====== MATERIAL FOR THE TASK ======

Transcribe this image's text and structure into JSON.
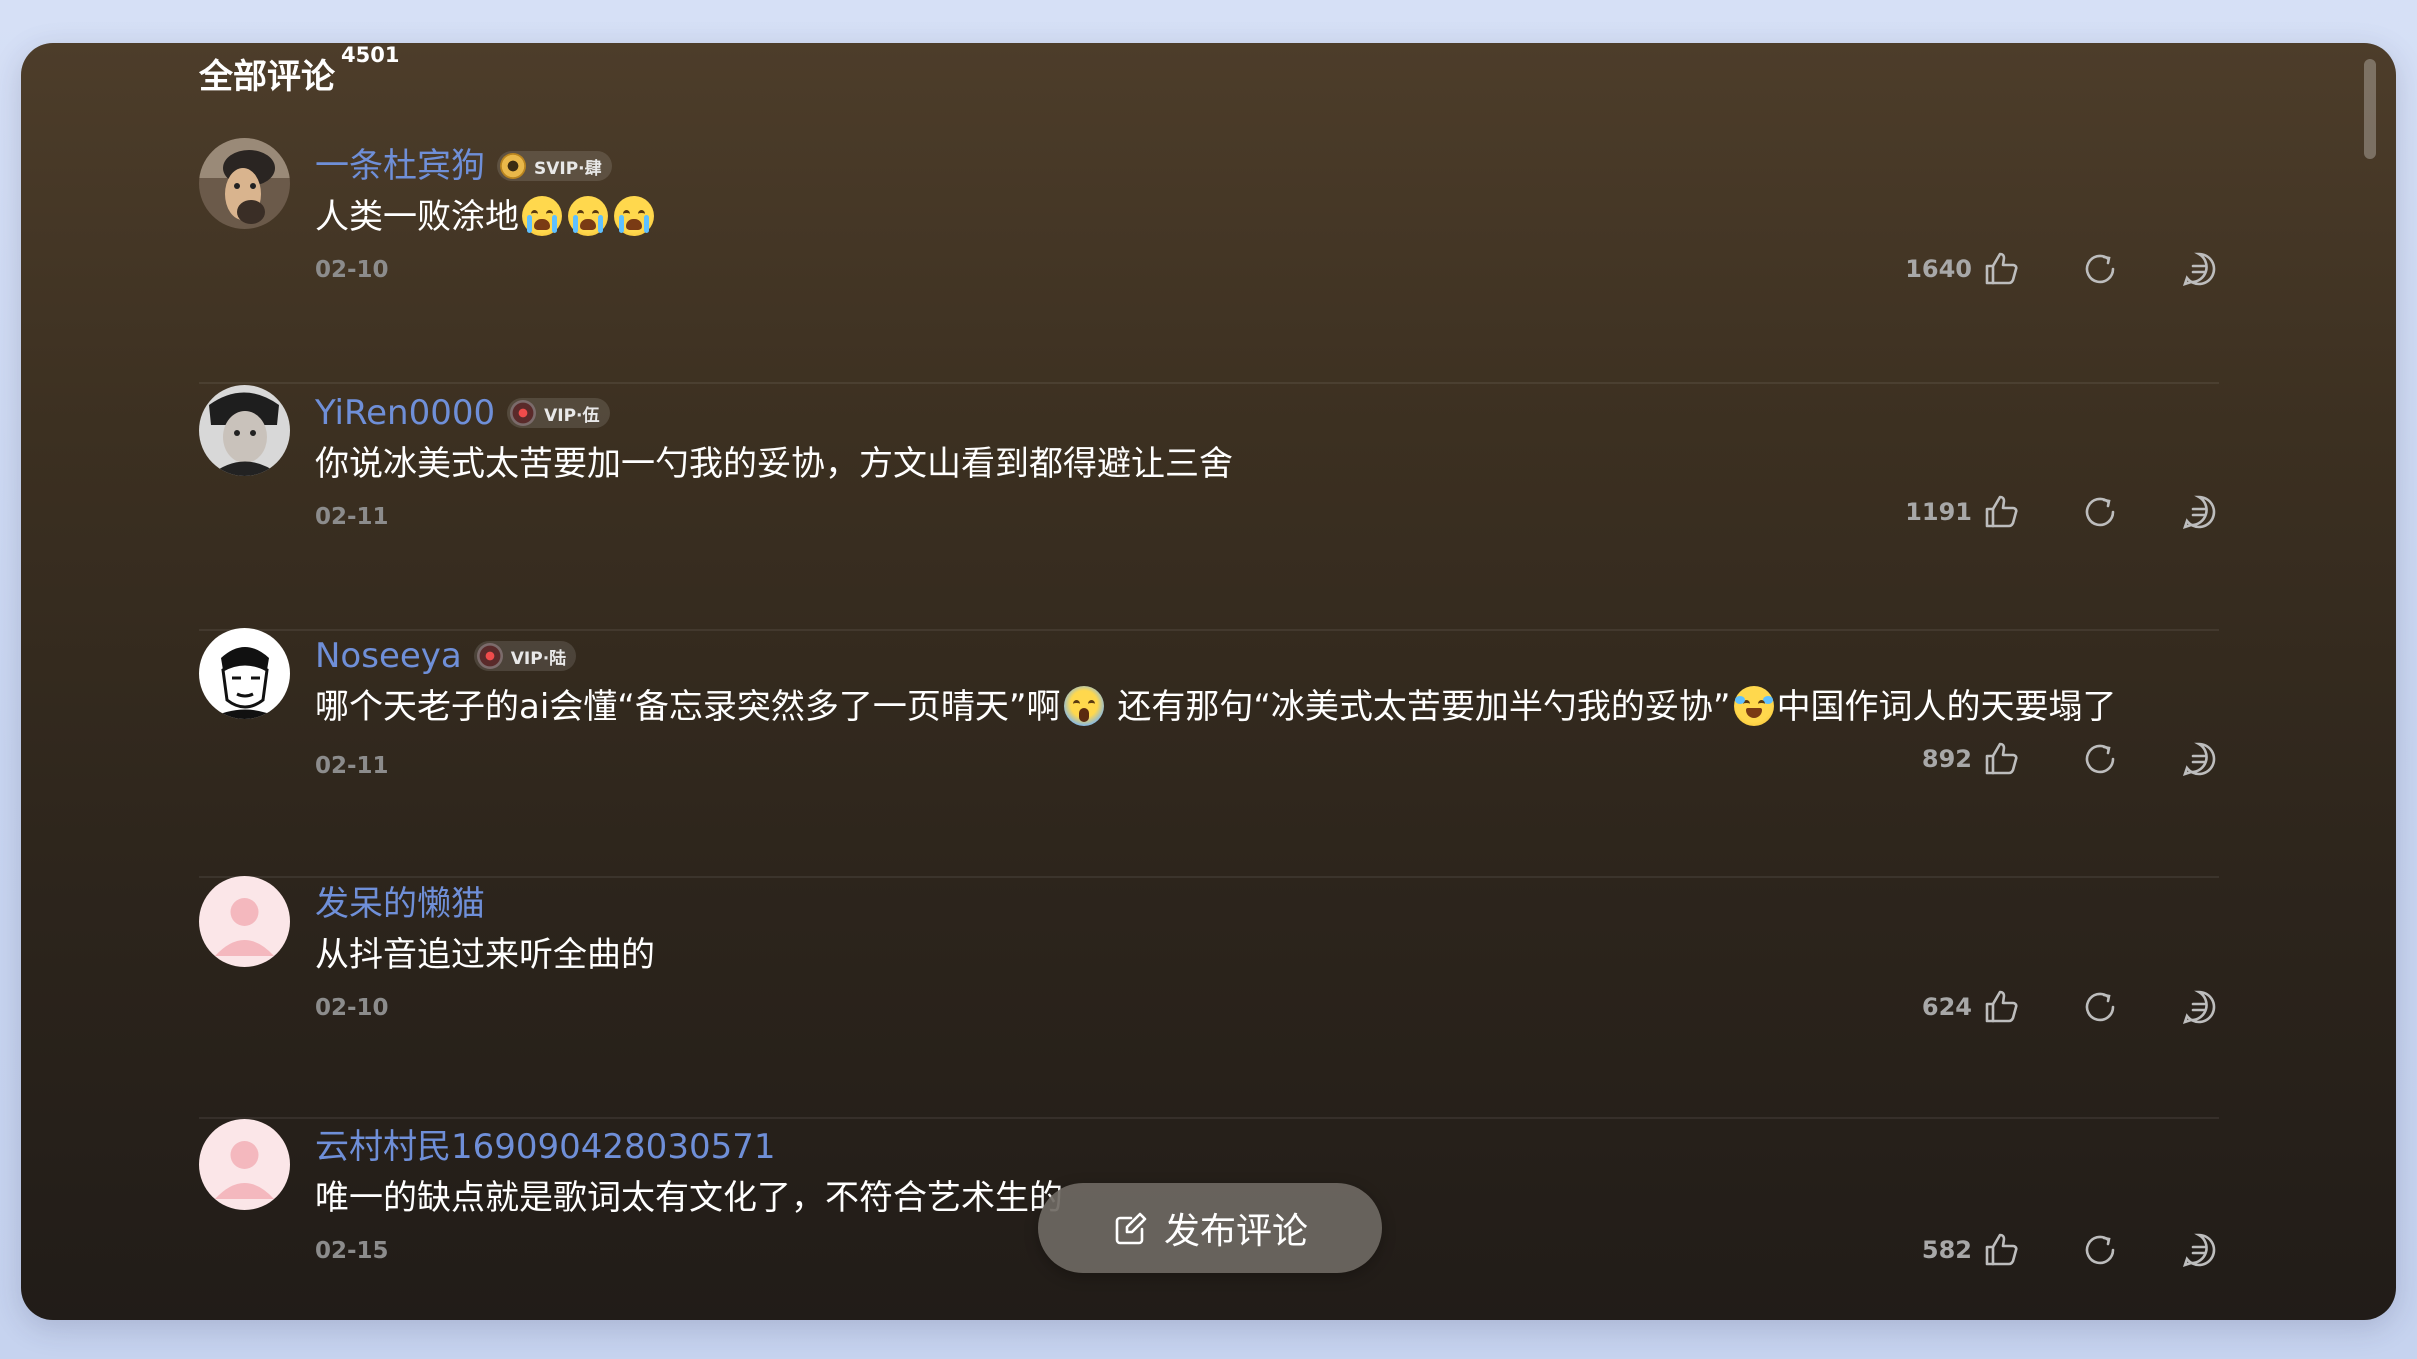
{
  "header": {
    "title": "全部评论",
    "count": "4501"
  },
  "comments": [
    {
      "username": "一条杜宾狗",
      "badge": "SVIP·肆",
      "badge_type": "gold",
      "text": "人类一败涂地",
      "emojis": [
        "loudly-crying-face",
        "loudly-crying-face",
        "loudly-crying-face"
      ],
      "date": "02-10",
      "likes": "1640",
      "avatar": "photo-dog"
    },
    {
      "username": "YiRen0000",
      "badge": "VIP·伍",
      "badge_type": "red",
      "text": "你说冰美式太苦要加一勺我的妥协，方文山看到都得避让三舍",
      "date": "02-11",
      "likes": "1191",
      "avatar": "photo-person"
    },
    {
      "username": "Noseeya",
      "badge": "VIP·陆",
      "badge_type": "red",
      "text_part1": "哪个天老子的ai会懂“备忘录突然多了一页晴天”啊",
      "text_part2": " 还有那句“冰美式太苦要加半勺我的妥协”",
      "text_part3": "中国作词人的天要塌了",
      "emoji1": "face-screaming-in-fear",
      "emoji2": "face-with-tears-of-joy",
      "date": "02-11",
      "likes": "892",
      "avatar": "drawing-face"
    },
    {
      "username": "发呆的懒猫",
      "text": "从抖音追过来听全曲的",
      "date": "02-10",
      "likes": "624",
      "avatar": "default-avatar"
    },
    {
      "username": "云村村民169090428030571",
      "text": "唯一的缺点就是歌词太有文化了，不符合艺术生的",
      "date": "02-15",
      "likes": "582",
      "avatar": "default-avatar"
    }
  ],
  "fab": {
    "label": "发布评论",
    "icon": "edit-icon"
  },
  "colors": {
    "username": "#6f8fd8",
    "panel_top": "#4d3d2a",
    "panel_bottom": "#211c18",
    "page_bg": "#d6e0f6"
  }
}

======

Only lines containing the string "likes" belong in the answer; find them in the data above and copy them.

      "likes": "1640",
      "likes": "1191",
      "likes": "892",
      "likes": "624",
      "likes": "582",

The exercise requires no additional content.